(What the task asks) Search string "Autonomous": state how many lines in the material below contain it, and nothing else.

[[ Data supplied open ]]

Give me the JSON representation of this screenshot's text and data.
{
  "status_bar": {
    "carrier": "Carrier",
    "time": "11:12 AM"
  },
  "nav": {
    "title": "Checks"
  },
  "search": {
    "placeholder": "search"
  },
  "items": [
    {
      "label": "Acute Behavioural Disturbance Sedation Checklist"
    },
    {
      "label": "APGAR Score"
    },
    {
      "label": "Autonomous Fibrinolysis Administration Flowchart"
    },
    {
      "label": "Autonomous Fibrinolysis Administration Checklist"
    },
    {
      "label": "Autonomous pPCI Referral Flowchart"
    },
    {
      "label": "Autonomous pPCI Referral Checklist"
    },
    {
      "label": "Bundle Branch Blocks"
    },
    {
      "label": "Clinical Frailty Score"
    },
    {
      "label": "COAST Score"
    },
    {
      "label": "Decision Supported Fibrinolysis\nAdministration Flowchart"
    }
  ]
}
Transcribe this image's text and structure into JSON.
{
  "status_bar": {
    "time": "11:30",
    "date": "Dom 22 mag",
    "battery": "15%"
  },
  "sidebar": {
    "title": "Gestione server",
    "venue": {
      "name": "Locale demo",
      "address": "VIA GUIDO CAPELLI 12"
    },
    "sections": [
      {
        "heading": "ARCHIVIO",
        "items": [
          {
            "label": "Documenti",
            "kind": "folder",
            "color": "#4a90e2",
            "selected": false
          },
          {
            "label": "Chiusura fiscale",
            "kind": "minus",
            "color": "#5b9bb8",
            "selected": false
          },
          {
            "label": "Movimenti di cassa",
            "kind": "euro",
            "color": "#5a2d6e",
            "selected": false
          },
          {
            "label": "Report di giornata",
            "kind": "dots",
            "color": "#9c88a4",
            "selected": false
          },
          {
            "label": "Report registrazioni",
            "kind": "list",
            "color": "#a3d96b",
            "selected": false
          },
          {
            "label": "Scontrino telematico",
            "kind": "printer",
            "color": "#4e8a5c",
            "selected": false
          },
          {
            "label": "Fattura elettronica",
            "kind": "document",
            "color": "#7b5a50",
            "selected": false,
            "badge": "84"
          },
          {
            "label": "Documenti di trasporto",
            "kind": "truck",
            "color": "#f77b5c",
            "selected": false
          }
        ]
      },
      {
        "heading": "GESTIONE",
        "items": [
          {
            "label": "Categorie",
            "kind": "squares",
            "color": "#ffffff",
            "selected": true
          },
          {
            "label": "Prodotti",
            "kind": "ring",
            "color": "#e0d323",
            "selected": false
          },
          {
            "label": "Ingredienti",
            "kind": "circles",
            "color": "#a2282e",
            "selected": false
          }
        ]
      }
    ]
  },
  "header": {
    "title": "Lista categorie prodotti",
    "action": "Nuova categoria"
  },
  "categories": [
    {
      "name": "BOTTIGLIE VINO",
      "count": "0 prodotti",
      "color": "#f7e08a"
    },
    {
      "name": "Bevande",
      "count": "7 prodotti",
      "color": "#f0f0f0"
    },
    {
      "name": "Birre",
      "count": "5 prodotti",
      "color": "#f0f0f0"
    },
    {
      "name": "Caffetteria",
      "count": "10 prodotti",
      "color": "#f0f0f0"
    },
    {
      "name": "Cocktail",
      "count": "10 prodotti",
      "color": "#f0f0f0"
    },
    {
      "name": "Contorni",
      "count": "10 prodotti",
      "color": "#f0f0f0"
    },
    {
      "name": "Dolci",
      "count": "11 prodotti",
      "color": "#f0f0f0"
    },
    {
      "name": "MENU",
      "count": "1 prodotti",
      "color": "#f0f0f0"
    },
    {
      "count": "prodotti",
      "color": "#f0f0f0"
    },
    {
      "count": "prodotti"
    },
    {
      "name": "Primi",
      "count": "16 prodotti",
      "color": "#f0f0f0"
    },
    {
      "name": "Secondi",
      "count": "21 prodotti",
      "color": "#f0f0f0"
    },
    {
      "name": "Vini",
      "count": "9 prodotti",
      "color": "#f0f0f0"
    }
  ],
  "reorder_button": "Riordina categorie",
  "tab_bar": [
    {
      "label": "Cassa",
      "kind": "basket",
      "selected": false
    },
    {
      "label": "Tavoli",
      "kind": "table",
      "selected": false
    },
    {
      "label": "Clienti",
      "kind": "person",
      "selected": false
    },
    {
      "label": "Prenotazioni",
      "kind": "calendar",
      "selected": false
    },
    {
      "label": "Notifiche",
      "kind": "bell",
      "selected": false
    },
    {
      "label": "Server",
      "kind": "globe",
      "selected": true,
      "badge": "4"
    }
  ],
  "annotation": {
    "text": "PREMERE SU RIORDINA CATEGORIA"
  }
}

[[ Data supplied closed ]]

(Task response) 4